A good example of design risks is Facebook. They iterate on major portions of their design, regularly incurring a user backlash (there’s one going on now, apparently). Think back to the news feed, though- when they introduced that, everyone was up in arms, but it turned out to be one of their best features. Making decisions on risks like this is rather difficult because it’s hard to measure. What would the metric for a new design- number of users who liked it minus number of users who didn’t? The facebook news feed would have failed that test for months until users acclimated and understood it.

I’ve had surprisingly many chances to design things at work, and I’ve really enjoyed discussion designs with others. Most of the things I learned about design came from The Non-Designer’s Design Book, which I recommend to anyone interested in the topic.


Monday, January 12th, 2009

I’m looking forward to the documentary Objectified, a film about industrial design from the director of Helvetica.

Here’s the trailer:

EPA Logo

Sunday, January 11th, 2009

Is it me, or does the EPA logo have a Death Star in the background?

I guess that they both deal with destroying planets, so it makes sense…

Enhance photo color with classical art

Thursday, December 18th, 2008

Via lifehacker, a method to improve your photography with classical art has a cool effect:

Scroll Direction

Tuesday, October 14th, 2008

In high school, I used to tutor senior citizens to use computers at the town library. One thing that regularly tripped them up in the browser was the scroll bar. When they wanted to scroll down the page, their mental model of the page made them want to “pull the page up” to view the parts below. Thus, when they wanted to scroll down the page, they would press the up arrow. I’d never thought about scrolling this way, and I couldn’t really come up with a reason that their interpretation was wrong.

iPhone (and similar touch device) scrolling changes from the scrollbar model to the senior citizens’ model: now you flick up to go down the page, which feels intuitive, even for longtime scrollbar users.

The touchpad on macbooks has a gesture that denotes scrolling: dragging up or down with two fingers. Dragging down scrolls down the page (following the scrollbar, not touchsceen model). I use this a lot and really miss it when I’m on a non-mac touchscreen.

Today, the models converged in a funny way: I was reading through some blogs, and I scrolled down to a post that had a picture of the iphone browser interface.
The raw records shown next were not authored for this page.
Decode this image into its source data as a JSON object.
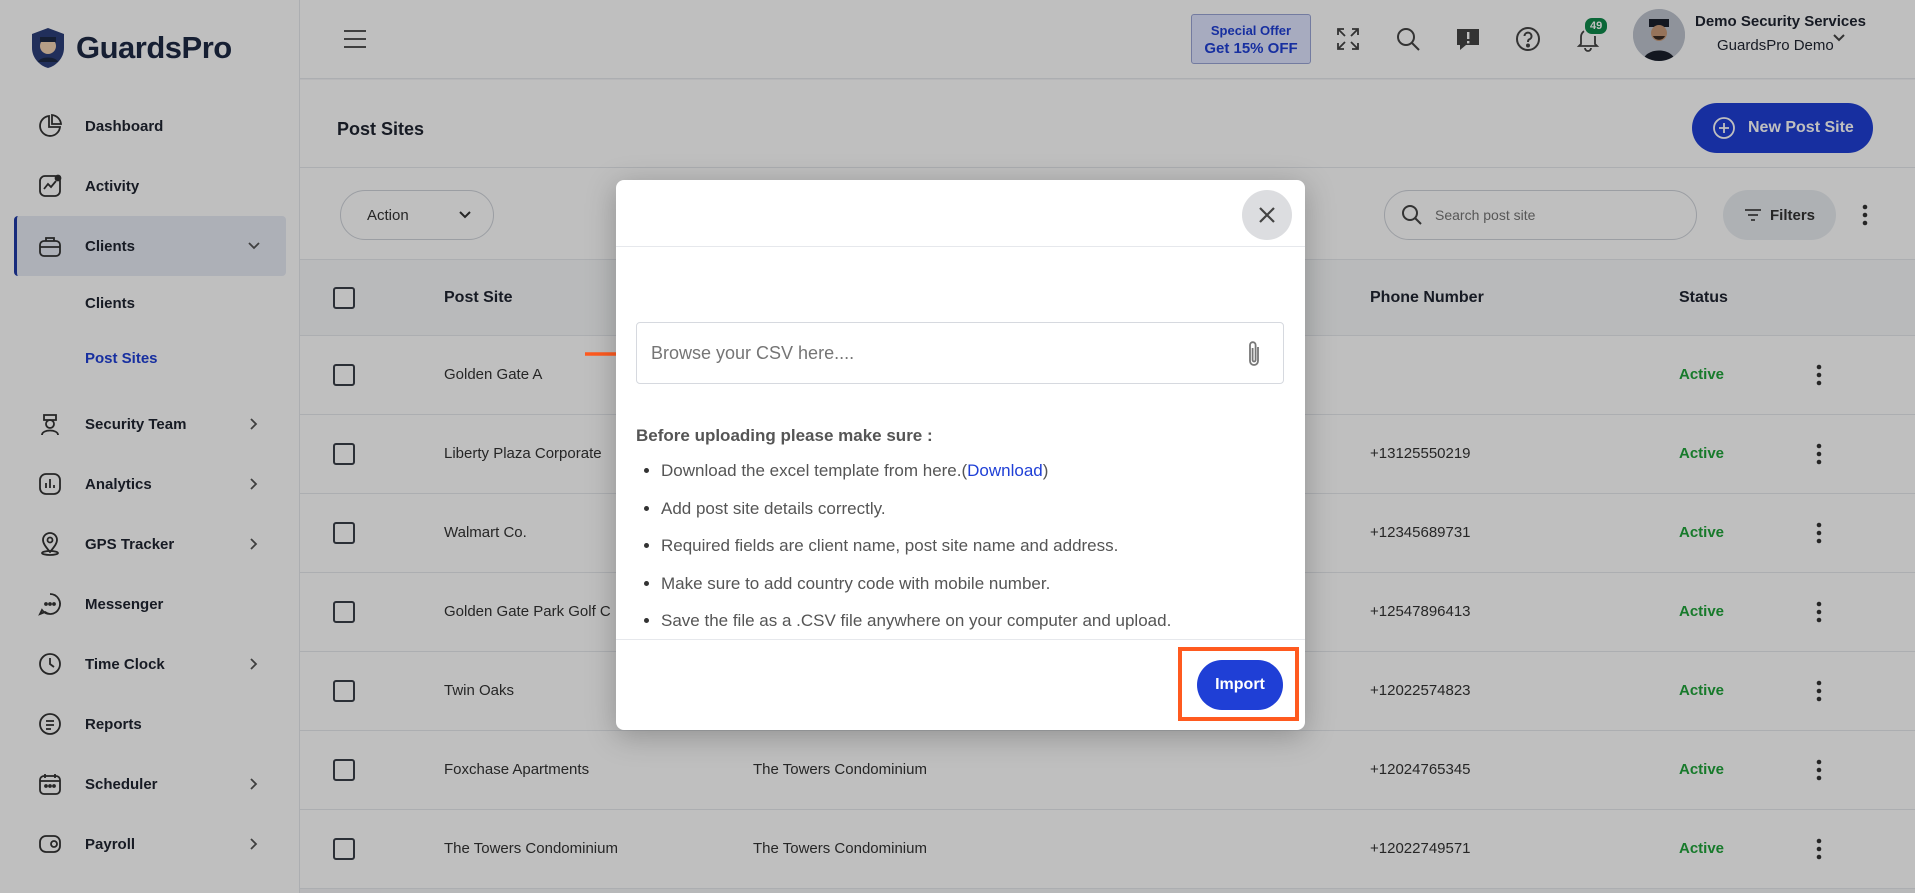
{
  "app": {
    "name": "GuardsPro"
  },
  "sidebar": {
    "items": [
      {
        "label": "Dashboard",
        "icon": "dashboard-icon"
      },
      {
        "label": "Activity",
        "icon": "activity-icon"
      },
      {
        "label": "Clients",
        "icon": "clients-icon",
        "expanded": true
      },
      {
        "label": "Security Team",
        "icon": "security-team-icon"
      },
      {
        "label": "Analytics",
        "icon": "analytics-icon"
      },
      {
        "label": "GPS Tracker",
        "icon": "gps-icon"
      },
      {
        "label": "Messenger",
        "icon": "messenger-icon"
      },
      {
        "label": "Time Clock",
        "icon": "clock-icon"
      },
      {
        "label": "Reports",
        "icon": "reports-icon"
      },
      {
        "label": "Scheduler",
        "icon": "calendar-icon"
      },
      {
        "label": "Payroll",
        "icon": "payroll-icon"
      }
    ],
    "sub_items": [
      {
        "label": "Clients"
      },
      {
        "label": "Post Sites"
      }
    ]
  },
  "header": {
    "offer_line1": "Special Offer",
    "offer_line2": "Get 15% OFF",
    "notification_count": "49",
    "user_name": "Demo Security Services",
    "user_org": "GuardsPro Demo"
  },
  "page": {
    "title": "Post Sites",
    "new_button": "New Post Site",
    "action_label": "Action",
    "search_placeholder": "Search post site",
    "filters_label": "Filters"
  },
  "table": {
    "columns": [
      "Post Site",
      "Phone Number",
      "Status"
    ],
    "rows": [
      {
        "post_site": "Golden Gate A",
        "client": "",
        "phone": "",
        "status": "Active"
      },
      {
        "post_site": "Liberty Plaza Corporate",
        "client": "",
        "phone": "+13125550219",
        "status": "Active"
      },
      {
        "post_site": "Walmart Co.",
        "client": "",
        "phone": "+12345689731",
        "status": "Active"
      },
      {
        "post_site": "Golden Gate Park Golf C",
        "client": "",
        "phone": "+12547896413",
        "status": "Active"
      },
      {
        "post_site": "Twin Oaks",
        "client": "",
        "phone": "+12022574823",
        "status": "Active"
      },
      {
        "post_site": "Foxchase Apartments",
        "client": "The Towers Condominium",
        "phone": "+12024765345",
        "status": "Active"
      },
      {
        "post_site": "The Towers Condominium",
        "client": "The Towers Condominium",
        "phone": "+12022749571",
        "status": "Active"
      }
    ]
  },
  "modal": {
    "upload_placeholder": "Browse your CSV here....",
    "note_title": "Before uploading please make sure :",
    "notes": [
      "Download the excel template from here.(",
      "Add post site details correctly.",
      "Required fields are client name, post site name and address.",
      "Make sure to add country code with mobile number.",
      "Save the file as a .CSV file anywhere on your computer and upload."
    ],
    "download_link": "Download",
    "download_close": ")",
    "import_label": "Import"
  },
  "colors": {
    "primary": "#1f3fd6",
    "active_status": "#1fa33a",
    "highlight": "#ff5a1f",
    "badge": "#0f8a4b"
  }
}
When I looked at the iPhone interface, my brain unconsciously switched scrolling models and I tried to scroll down by dragging my fingers up. Needless to say, I was quite confused for a moment.